It is one of the curious things about life in Ireland that property developers and the construction industry here openly tell us that it's just not financially viable for them to build houses that people can afford to buy. At least, not enough of them, and certainly not enough of them in Dublin for first-time buyers.
Somehow they seem to avoid taking any responsibility for this (the stupid prices they often pay for land being a good example) and instead pressure the Government to introduce various measures to support the market.
It’s a clever tactic given the pressure being applied by voters on politicians (as evidenced in last year’s general election campaign) to sort out a dysfunctional housing market that has persisted for the past decade.
Thus we have ended up with calls for a variety of financial supports, lowering of the building specifications (notably for apartments), relaxation of the planning rules and scrapping height restrictions, reducing VAT, and for the Central Bank to loosen its macroprudential rules which limit the amounts that people can borrow to purchase a home.
We get artificial supports that transfer money from the State to purchasers to give them an extra few quid to buy a house at the price that developers decide they can deliver them.
It is expected that as many as 8,000 families a year might buy homes on the scheme in the first two years
The help-to-buy scheme was introduced in 2017 to help first-time buyers to purchase new-build properties. It offers up to €30,000 in cash to assist buyers purchase a home, and more than 22,000 applications have been approved since it was established, according to the Minister for Housing Darragh O'Brien.
The estimated value of approved help-to-buy claims to date is about €389 million, according to the Department of Housing. That’s a huge transfer of money from the State to developers. And data suggests that many of those who have been approved for the scheme would have been able to afford a house under their own steam.

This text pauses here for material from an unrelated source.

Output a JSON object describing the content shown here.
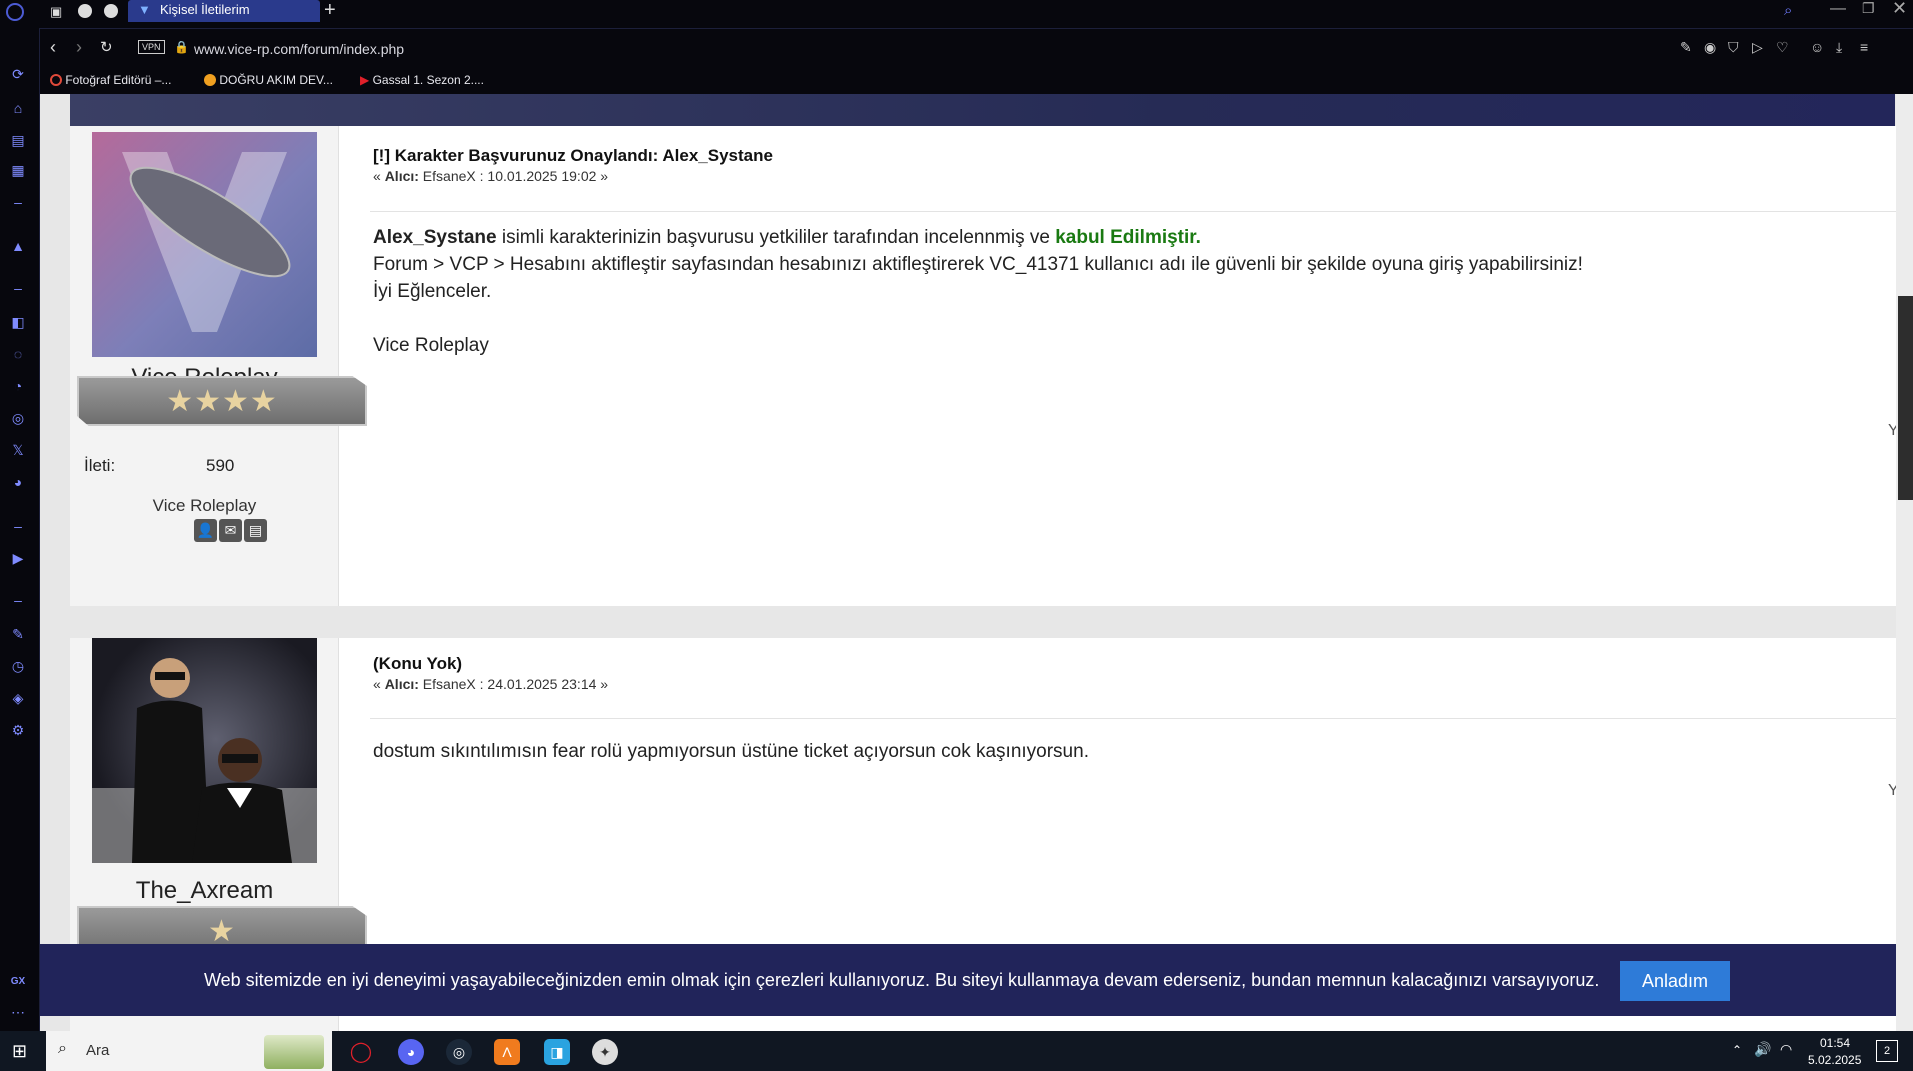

The Government is now proposing a shared-equity scheme that would see the State take an equity share, of up to 20 per cent, in the purchase of a new home. It is aimed at helping close the affordability gap for those who may earn too much to be eligible for social housing but not enough to pay the full current market price themselves.
It is expected that as many as 8,000 families a year might buy homes on the scheme in the first two years. The State’s stake would be interest-free for the first five years, with a fee kicking in in year six. Some €75 million of State money has been earmarked for the scheme.
In The Irish Times on Monday, Pat Farrell, chief executive of Irish Institutional Property, one of the many lobby groups here for the property industry, said the shared-equity initiative needed to be implemented as "quickly as possible" and called for a sober, data-driven debate to take place on the merits of the scheme.
The fine details of the scheme are still being worked on but there are good reasons to believe that it could lead to higher prices.
Further revving up demand and constrained supply can surely only mean one thing – higher prices
Recent figures from the Banking and Payments Federation Ireland showed that 9,091 new mortgages worth €2.1 billion were drawn down by borrowers here during the first three months of the year – the highest number of drawdowns in the first quarter of any year since 2009.
So demand for housing remains strong while supply continues to be constrained. Covid-19 lockdown restrictions shut many building sites across the country in the early months of this year and will result in thousands of new homes not being completed in 2021 as previously planned.
Further revving up demand and constrained supply can surely only mean one thing – higher prices.
In February, the Economic and Social Research Institute (ESRI) warned that the shared-equity scheme risked driving up prices and worsening affordability issues. ESRI researchers Conor O'Toole and Rachel Slaymaker said the current housing situation in Ireland was "so constrained" that increasing purchasing power for households through a loosening of credit constraints entailed by such a scheme "will very likely lead to higher house prices".
"Such rises in house prices are likely to exacerbate affordability problems down the line," they told the Oireachtas housing committee.
In March, the Central Bank told the same committee that a scheme that resulted in higher levels of demand “could result in upward pressure on house prices”.
Now we learn that the Government was warned three weeks before Budget 2021 – when it announced the shared-equity scheme – that it could end up inflating house prices.
As revealed by Eoin Burke-Kennedy in The Irish Times today, the State's Housing Agency notified the Department of Housing last September that a similar scheme in the UK had resulted in a 6 per cent increase in house prices in the greater London area.
It is quite something when the Housing Agency (set up by the Government in 2010), the Central Bank and the ESRI all sound warning bells on a key policy tool of the State to tackle the housing crisis. The sober debate has been in full swing for some time: the evidence isn’t supporting this latest measure to tackle the housing crisis.